No one likes to think about being in a car accident, but chances are, at some point, you could find yourself in that situation. Accidents are frightening and stressful. It’s good to be prepared and know what to do if you’re ever in a car accident because in the moment as you’re waiting for police to arrive and file a report, you’ll have a million thoughts racing through your head. However, in this moment, one of the most important things you should be thinking about and doing is taking photos of the accident.
If you are physically capable and the accident scene is relatively safe to walk around, you should take photos of the accident.
Why Taking Photos After a Car Accident is Important:
- Photos can provide evidence regarding the fault
Photos that show the position of the cars, the point of impact, marks on the road, shots of traffic signs and more can all serve as evidence.
- Photos prove physical damage to vehicles
Getting your vehicle repaired can be costly, so the more photos your have of the damage to the vehicle, the harder it is for insurance to deny the claim.
- Photos provide proof of your injuries
If you can take photos of any injuries you may have sustained, this will help later on refute any insurance claims that the injury was pre-existing.
- Photos help you remember important facts
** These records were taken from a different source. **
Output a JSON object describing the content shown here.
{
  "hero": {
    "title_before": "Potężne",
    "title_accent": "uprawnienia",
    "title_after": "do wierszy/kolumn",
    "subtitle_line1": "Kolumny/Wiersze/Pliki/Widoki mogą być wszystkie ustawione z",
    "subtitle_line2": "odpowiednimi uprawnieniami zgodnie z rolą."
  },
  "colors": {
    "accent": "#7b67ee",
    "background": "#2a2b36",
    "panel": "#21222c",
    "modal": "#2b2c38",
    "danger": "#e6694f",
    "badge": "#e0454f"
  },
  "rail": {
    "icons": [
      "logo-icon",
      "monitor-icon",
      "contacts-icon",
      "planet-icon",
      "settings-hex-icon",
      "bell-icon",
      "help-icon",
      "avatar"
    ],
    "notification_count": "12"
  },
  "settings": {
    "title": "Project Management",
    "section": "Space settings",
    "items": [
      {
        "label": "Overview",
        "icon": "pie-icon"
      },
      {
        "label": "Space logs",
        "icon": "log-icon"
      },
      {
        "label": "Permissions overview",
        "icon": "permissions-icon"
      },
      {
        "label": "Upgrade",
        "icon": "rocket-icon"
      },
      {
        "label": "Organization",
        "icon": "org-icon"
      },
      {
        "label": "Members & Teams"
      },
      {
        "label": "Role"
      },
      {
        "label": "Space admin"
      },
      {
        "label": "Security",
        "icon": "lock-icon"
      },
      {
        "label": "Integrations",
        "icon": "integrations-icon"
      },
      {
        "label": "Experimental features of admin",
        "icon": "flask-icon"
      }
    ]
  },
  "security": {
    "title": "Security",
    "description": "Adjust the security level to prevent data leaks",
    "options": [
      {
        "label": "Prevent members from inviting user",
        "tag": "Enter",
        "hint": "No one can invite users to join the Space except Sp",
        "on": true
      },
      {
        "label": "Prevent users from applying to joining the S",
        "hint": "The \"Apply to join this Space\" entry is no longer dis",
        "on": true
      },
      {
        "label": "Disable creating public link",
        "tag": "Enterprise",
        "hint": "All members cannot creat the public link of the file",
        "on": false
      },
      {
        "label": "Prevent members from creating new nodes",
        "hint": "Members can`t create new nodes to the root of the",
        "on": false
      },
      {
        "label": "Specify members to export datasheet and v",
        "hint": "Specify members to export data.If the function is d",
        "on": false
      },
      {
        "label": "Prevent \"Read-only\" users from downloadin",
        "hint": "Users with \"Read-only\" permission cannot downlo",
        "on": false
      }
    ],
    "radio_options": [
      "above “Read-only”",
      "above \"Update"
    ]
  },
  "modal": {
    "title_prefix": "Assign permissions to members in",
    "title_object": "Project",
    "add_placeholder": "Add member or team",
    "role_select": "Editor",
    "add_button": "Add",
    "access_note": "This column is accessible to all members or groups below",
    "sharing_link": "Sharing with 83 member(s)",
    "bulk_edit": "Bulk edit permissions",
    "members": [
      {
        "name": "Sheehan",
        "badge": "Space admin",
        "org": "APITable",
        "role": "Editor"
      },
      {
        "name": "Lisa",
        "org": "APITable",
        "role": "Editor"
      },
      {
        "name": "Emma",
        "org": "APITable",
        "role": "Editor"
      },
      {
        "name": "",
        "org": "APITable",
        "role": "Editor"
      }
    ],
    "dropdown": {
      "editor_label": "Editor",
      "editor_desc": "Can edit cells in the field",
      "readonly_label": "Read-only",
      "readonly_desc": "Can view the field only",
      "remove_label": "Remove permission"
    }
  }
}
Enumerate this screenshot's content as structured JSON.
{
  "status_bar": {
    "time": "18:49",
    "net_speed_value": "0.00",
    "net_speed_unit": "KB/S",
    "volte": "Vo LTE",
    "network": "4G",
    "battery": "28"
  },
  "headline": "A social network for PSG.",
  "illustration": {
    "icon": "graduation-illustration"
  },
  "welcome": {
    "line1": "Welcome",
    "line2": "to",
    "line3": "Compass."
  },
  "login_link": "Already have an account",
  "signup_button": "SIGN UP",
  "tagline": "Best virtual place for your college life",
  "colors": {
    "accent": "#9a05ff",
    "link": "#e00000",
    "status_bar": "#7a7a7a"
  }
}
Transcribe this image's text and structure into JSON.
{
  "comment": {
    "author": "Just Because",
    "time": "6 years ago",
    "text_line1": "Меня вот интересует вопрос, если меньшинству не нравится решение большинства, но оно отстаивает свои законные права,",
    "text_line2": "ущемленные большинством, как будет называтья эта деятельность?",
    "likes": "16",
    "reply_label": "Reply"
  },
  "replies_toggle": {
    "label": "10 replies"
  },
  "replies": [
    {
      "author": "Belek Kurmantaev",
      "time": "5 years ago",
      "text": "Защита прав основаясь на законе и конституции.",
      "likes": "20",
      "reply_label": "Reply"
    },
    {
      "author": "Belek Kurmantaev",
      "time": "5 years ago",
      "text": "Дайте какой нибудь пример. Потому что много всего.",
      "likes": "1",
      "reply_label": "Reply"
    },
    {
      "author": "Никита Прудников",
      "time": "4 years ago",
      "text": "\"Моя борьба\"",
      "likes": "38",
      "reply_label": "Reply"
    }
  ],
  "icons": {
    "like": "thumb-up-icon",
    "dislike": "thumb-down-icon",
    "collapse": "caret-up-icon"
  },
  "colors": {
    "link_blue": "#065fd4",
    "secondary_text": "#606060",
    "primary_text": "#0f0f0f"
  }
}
As stated above, you may be in a state of shock and your adrenaline is kicking in, so having photos may remind you of a witness that can help you, or other details you may forget in the moment.
We recently had a case where the photos made all the difference. The photos below are from that case. Every witness in the subject vehicle said that the client’s head restraint was in place prior to the accident, and that it was in the backseat immediately following the accident. It was our position that the head restraint came out during the accident.
The Defense said that was not possible. They argued that either it was not in place before the accident, or someone took it out after the accident.
These photographs support our theory by showing the location of the headrest immediately following the accident.
How to Take Photos After a Car Accident:
- Take photos from different angles
Also use an object in each photo to give the photo a sense of scale.
- Document weather, time and surroundings
Make sure your photos show any weather that may have impacted the crash, if it was daytime or night, and other items surrounding the accident scene that may have impacted the accident.
- Take photos immediately after the accident and later
Make sure that as you are documenting injuries you continue to do so days after the accident as well, as their may be things that show up in the days following the accident.
- Make sure you take a picture of the entire scene
Stand back far enough that you can get the whole area in the photo.
- Take photos of all vehicles that were involved
Take photos from all angles and make sure you do close-up shots of the damage. It’s a good idea to also take a photo of the license plates and any debris around as well.
- Make sure you take interior photos too including airbags, shattered glass, etc.
Make sure you have photos of any deployed airbags, loose car parts, blood stains etc.
- Take photos of property damage
Take photos of the whole area, including close ups and skid marks.
- Look for anything that might have contributed to the accident
This includes damaged curbs, potholes, lights, etc.
If you are not able to take photos, ask someone else on the scene to take them for you. Photos can be a crucial element of a case. After the accident, consider contacting one of our personal injury attorneys who can help gather more evidence on your behalf. The sooner this happens the better, so evidence can be preserved.
We are here to help, and we will fight for what’s right. Contact a car accident attorney at Habush Habush & Rottier to discuss the details of your situation.
Attorney Timothy S. Trecek
In 2020, as lead trial counsel, Tim Trecek obtained a $38.1 million verdict against Hyundai Motor Company, for a defectively designed seat back and head restraint system in his client’s 2013 Hyundai Elantra (see news story). The verdict is the largest single-plaintiff compensatory award in Wisconsin history. The verdict included $7.77 million for the plaintiff’s spouse, another record for Wisconsin verdicts. Based on the significance of his 2020 verdict, Tim was honored to receive the Robert L. Habush, Trial Lawyer of the Year Award, the second time being recognized with said award. He was also awarded The Litigation Counsel of America’s Tommy Malone Outstanding Verdict Award, an honor bestowed upon one attorney in the US whose verdict is extraordinary in amount or significance.
Although he was born, raised, and works in southeastern Wisconsin, Tim has earned a national reputation as a successful plaintiff’s trial lawyer. Tim’s successes have been so noteworthy that they have been chronicled in papers such as the Boston Globe, the Washington Post, the Fort Worth Star Telegram, the Minneapolis Star Tribune, the San Francisco Chronicle and dozens of other publications.